- [Problem to work on] Every line below that contains "icon" is to be copied.

(Web page and app entries)
Content starts

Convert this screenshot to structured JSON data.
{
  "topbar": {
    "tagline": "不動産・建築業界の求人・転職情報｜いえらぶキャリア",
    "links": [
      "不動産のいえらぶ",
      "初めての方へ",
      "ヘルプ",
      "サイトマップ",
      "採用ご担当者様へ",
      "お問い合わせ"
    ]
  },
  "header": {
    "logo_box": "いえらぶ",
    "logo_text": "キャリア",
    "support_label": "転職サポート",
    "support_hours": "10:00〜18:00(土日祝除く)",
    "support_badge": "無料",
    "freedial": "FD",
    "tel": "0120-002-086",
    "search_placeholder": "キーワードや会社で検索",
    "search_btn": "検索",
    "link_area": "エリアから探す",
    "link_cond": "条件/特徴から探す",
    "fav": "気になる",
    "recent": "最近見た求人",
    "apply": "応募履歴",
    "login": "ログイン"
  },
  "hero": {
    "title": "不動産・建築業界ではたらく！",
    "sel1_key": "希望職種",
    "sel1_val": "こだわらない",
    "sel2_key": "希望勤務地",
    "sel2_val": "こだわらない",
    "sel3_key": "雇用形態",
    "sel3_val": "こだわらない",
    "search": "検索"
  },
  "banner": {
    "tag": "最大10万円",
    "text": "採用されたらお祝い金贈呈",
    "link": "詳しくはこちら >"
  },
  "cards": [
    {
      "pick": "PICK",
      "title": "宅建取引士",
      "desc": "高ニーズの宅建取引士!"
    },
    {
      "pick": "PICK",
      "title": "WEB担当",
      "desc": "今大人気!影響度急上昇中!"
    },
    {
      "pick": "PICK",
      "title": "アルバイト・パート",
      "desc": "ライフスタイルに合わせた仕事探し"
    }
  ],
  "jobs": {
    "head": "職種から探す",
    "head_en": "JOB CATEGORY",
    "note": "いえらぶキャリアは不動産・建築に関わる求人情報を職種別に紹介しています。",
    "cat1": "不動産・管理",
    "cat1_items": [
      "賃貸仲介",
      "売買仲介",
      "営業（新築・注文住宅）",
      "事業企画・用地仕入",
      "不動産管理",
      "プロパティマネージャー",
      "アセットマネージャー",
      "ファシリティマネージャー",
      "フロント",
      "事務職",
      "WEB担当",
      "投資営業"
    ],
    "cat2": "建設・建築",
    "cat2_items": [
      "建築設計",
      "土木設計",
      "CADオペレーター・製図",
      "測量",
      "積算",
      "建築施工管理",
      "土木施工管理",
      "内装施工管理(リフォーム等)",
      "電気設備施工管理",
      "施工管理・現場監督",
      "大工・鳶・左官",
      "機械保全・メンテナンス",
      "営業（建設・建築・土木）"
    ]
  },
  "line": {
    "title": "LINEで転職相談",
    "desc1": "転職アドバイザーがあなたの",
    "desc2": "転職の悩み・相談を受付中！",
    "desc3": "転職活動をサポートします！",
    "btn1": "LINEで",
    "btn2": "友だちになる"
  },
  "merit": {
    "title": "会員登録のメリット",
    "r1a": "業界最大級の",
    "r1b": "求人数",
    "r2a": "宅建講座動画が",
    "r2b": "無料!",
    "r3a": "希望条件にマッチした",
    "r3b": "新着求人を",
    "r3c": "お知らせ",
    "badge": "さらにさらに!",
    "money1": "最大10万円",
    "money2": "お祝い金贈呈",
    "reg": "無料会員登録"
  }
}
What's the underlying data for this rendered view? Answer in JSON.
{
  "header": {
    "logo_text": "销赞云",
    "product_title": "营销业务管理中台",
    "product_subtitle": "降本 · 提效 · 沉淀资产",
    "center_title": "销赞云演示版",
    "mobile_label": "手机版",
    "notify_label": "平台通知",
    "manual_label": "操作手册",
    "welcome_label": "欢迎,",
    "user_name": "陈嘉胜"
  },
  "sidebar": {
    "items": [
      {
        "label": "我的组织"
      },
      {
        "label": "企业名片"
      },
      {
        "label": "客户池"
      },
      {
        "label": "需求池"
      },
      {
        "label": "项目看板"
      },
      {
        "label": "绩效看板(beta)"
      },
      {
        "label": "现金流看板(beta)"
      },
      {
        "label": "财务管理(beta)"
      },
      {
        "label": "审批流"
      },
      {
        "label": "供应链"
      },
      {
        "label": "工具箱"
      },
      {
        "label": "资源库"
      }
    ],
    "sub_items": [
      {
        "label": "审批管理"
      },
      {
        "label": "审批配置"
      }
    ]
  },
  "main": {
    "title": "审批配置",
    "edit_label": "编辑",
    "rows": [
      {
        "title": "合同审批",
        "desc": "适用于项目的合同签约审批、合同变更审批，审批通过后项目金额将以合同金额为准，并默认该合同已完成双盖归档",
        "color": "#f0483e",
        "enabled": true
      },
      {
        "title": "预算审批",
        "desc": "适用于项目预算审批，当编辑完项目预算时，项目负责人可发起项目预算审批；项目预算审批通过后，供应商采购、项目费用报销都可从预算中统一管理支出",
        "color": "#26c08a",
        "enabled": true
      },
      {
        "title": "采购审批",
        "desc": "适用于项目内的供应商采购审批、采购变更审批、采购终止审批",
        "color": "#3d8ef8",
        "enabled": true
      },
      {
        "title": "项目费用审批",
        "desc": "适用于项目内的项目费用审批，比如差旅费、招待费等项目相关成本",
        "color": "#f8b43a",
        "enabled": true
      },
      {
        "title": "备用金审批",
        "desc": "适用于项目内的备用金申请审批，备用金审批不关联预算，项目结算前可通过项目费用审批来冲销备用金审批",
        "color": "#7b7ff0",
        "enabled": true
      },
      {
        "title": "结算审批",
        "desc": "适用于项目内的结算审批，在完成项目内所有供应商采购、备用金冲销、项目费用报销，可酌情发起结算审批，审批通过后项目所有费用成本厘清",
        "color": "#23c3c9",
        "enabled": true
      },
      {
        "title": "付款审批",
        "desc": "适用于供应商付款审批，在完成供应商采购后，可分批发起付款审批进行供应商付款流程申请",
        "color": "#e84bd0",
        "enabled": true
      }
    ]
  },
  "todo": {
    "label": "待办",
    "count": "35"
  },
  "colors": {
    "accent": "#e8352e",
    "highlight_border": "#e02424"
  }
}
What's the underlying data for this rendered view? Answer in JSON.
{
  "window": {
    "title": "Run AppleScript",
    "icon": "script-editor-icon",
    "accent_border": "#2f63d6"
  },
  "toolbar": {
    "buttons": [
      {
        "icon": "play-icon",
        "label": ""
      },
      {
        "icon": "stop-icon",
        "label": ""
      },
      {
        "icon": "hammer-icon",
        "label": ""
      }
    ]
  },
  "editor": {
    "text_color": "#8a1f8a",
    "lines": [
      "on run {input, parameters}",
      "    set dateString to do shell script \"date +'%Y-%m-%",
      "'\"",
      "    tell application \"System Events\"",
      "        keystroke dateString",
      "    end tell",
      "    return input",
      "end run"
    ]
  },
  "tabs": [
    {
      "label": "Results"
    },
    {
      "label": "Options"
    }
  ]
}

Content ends

- [Exercise result]
    "icon": "script-editor-icon",
        "icon": "play-icon",
        "icon": "stop-icon",
        "icon": "hammer-icon",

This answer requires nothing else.